Only one third of children and young people get physical activity in keeping with the recommended minimum of an hour a day. The majority (90%) of less than one-kilometre school commutes are made on foot or by bicycle. While active school commutes account for 78% of 1–3-kilometre trips, the proportion drops to only 45% for distances of 3–5 kilometres. In addition to the length of the commute, age and seasonal conditions have a significant bearing on whether schoolchildren go to school using muscle power or are driven by their parents. In the winter, the proportion of active school commuters is a quarter less than during snow-free seasons. There are considerable differences between schools and regions in terms of smart mobility.

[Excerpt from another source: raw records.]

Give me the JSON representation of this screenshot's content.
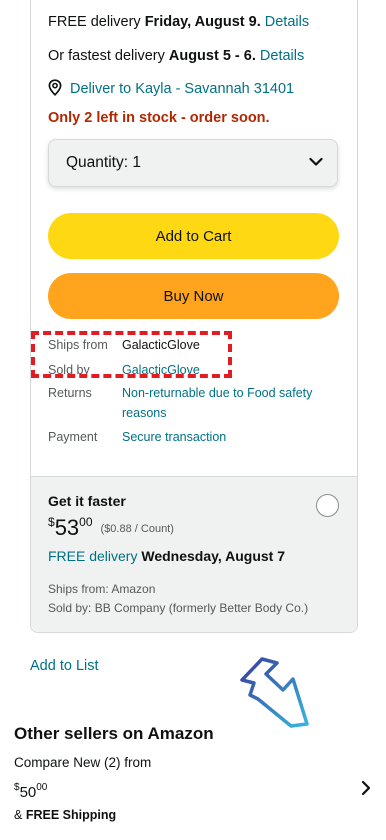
{
  "delivery": {
    "free_prefix": "FREE delivery ",
    "free_date": "Friday, August 9",
    "free_dot": ". ",
    "details1": "Details",
    "fast_prefix": "Or fastest delivery ",
    "fast_date": "August 5 - 6",
    "fast_dot": ". ",
    "details2": "Details",
    "deliver_to": "Deliver to Kayla - Savannah 31401",
    "stock": "Only 2 left in stock - order soon."
  },
  "quantity": {
    "label": "Quantity: 1"
  },
  "buttons": {
    "add_to_cart": "Add to Cart",
    "buy_now": "Buy Now"
  },
  "info": {
    "ships_from_label": "Ships from",
    "ships_from_value": "GalacticGlove",
    "sold_by_label": "Sold by",
    "sold_by_value": "GalacticGlove",
    "returns_label": "Returns",
    "returns_value_1": "Non-returnable due to Food safety",
    "returns_value_2": "reasons",
    "payment_label": "Payment",
    "payment_value": "Secure transaction"
  },
  "faster": {
    "title": "Get it faster",
    "currency": "$",
    "whole": "53",
    "fraction": "00",
    "unit_price": "($0.88 / Count)",
    "free_delivery": "FREE delivery",
    "delivery_date": " Wednesday, August 7",
    "ships_from": "Ships from: Amazon",
    "sold_by": "Sold by: BB Company (formerly Better Body Co.)"
  },
  "add_to_list": "Add to List",
  "others": {
    "title": "Other sellers on Amazon",
    "compare": "Compare New (2) from",
    "currency": "$",
    "whole": "50",
    "fraction": "00",
    "shipping_prefix": "& ",
    "shipping": "FREE Shipping"
  },
  "colors": {
    "link": "#007185",
    "add_to_cart": "#ffd814",
    "buy_now": "#ffa41c",
    "stock_red": "#b12704",
    "highlight_dash": "#e31b23"
  }
}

While transport accounts for a fifth of emissions in Finland, traffic volumes are projected to increase significantly in the future. By making smart travel choices, we would be able to reduce emissions from transport. For instance, by travelling a two-kilometre distance on foot instead of a car three times a week, we can reduce our carbon footprint by one per cent. If a million Finns were to do so, this would result in an annual reduction equivalent in size to the carbon footprint of as many as 10,000 inhabitants. Smart mobility covers all forms of travel using muscle power, such as walking, cycling, kick scootering or cross-country skiing. Smart school commuting is also considered to include public transport, because it usually increases the amount of functional exercise as well, while especially reducing the carbon footprint when compared with using a car.
More infromation: Liikkuvakoulu.fi/fiksustikouluun (in Finnish)